An “army” of European Union (EU) and International Monetary Fund (IMF) officials arrived in Dublin on November 18 “seeking to foist a large loan on Ireland in a bid to prop up the country’s embattled banking sector and save the European currency”, the Morning Star said that day. Irish finance minister Brian Lenihan told MPs that Ireland, the EU and the IMF were exploring the prospect of forming “a contingency capital fund that would stand behind the banks”, the article said.
The Irish Republic’s government said on November 4 that it wants to slash 6 billion euros from its 2011 deficit, MorningStarOnline.co.uk said the following day. The cuts were announced despite the government admitting it would lead to lower economic growth. Ireland’s deficit is set to reach an astronomical 32%, MorningStarOnline.co.uk said, mainly because the government’s bailout of the banks with public funds cost 31 billion euros. The country has already endured two years of recession driven by the bail-out costs and a doubling of unemployment to 13.6%.
About 25,000 students took to the streets of Dublin on November 3 in protest at plans to increase college registration fees, MorningStarOnline.co.uk said. Many protesters wore T-shirts calling for “Education, not emigration”, referring to a recent surge of young people leaving Ireland with its double-digit unemployment for opportunities abroad, from Canada to Australia.
During UN Disarmament Week (October 24-31), a bill to enact the UN Convention banning Cluster Munitions is to be tabled in the House of Representatives. However, it is unlikely to contain a provision prohibiting financial institutions from funding manufacturers of cluster bombs. It has been found that the ANZ bank has provided loans of $136.5 million to producers of cluster bombs.
Last month, I stood in the Guildhall Square in Derry and watched as the relatives of the 14 innocent victims of the British Parachute Regiment expressed their delight at the Saville report’s conclusion that the 14 were innocent victims. At the time of the killings the dead were labelled as terrorists by the British government. The British system and, to its shame, much of the British media, accused those who had been shot of being “gunmen” and “bombers”.

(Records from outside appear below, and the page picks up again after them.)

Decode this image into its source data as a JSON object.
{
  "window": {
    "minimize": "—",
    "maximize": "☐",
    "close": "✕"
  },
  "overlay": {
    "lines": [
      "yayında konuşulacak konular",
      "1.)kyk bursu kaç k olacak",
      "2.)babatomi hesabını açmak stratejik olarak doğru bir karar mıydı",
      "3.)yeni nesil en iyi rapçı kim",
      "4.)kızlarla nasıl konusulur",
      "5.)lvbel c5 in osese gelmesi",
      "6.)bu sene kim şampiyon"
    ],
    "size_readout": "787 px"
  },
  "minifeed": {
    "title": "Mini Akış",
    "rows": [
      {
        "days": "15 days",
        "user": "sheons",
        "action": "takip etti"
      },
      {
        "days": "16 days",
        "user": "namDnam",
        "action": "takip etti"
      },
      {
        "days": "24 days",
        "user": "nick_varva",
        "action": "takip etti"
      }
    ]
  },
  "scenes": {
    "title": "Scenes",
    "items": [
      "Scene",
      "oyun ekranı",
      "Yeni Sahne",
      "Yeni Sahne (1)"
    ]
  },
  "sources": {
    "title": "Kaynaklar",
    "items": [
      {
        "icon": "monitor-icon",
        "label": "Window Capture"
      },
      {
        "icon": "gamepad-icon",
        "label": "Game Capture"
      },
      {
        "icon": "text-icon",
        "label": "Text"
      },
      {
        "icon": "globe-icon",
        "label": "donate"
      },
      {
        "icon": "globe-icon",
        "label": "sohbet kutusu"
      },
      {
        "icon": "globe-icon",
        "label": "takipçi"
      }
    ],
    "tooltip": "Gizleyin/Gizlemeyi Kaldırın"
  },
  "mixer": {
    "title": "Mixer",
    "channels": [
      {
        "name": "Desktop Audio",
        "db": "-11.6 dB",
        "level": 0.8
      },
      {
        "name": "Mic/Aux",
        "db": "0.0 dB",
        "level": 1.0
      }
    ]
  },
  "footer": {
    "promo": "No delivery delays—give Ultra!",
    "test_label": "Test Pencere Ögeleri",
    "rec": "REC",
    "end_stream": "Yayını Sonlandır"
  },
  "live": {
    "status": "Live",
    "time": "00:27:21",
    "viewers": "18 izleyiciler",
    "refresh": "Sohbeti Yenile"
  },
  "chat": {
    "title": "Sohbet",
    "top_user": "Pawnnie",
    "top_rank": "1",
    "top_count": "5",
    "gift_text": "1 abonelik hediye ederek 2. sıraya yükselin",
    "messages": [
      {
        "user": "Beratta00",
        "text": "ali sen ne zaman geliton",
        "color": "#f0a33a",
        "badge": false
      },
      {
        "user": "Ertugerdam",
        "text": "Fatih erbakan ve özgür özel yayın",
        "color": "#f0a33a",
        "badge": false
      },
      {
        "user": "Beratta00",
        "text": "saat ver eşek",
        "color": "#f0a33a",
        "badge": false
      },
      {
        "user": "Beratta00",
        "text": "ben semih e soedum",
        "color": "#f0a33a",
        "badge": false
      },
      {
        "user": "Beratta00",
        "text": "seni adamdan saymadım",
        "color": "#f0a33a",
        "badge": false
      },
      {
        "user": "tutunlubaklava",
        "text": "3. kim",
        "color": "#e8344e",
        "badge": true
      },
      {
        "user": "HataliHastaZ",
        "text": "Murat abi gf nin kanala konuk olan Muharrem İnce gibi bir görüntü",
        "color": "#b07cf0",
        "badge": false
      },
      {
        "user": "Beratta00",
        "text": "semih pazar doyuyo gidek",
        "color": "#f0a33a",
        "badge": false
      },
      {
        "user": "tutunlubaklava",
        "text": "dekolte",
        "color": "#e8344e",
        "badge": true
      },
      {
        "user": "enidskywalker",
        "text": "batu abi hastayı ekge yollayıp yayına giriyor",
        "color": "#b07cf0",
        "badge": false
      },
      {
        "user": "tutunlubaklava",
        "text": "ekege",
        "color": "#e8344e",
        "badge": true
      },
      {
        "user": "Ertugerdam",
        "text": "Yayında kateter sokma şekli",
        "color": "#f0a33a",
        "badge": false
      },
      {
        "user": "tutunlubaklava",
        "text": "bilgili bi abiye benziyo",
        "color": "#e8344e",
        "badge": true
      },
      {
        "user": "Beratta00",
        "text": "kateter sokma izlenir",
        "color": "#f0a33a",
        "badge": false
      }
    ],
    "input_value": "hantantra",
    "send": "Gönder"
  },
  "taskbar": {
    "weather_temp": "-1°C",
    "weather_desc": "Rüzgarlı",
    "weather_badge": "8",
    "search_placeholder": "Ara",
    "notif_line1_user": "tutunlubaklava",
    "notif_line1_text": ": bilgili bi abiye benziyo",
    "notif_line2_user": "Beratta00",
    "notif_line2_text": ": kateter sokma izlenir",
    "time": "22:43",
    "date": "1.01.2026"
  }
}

Thousands of republicans from across Ireland gathered on July 20 in Sallins, County Kildare, to honour Theobald Wolfe Tone, known as “the father of Irish republicanism”. Tone led an uprising against British rule and for an Irish republic in 1798. When it was defeated, Tone was sentenced to death.
The proposal for a visit to the 26 Irish counties that make up the southern state by the British head of state, Queen Elizabeth II, has drawn condemnation from Irish republicans. Irish Taoiseach (head of government) Brian Cowan announced in June plans for a royal visit, believed to be for sometime in 2011. It would be the first visit by the British head of state to the southern Irish state since it was founded in 1921.
On June 15, something amazing happened: British Prime Minister David Cameron apologised for the British army shooting Irish people. “It was wrong”, said Cameron, after a government inquiry found the British army was responsible for the killing of 14 unarmed civil rights demonstrators, seven of them teenagers, in the 1972 Bloody Sunday massacre in Derry. On January 30, 1972, up to 30,000 people marched in Derry, in the six Irish counties occupied by Britain, to demand an end to internment, a policy that allowed for the jailing of people without trial.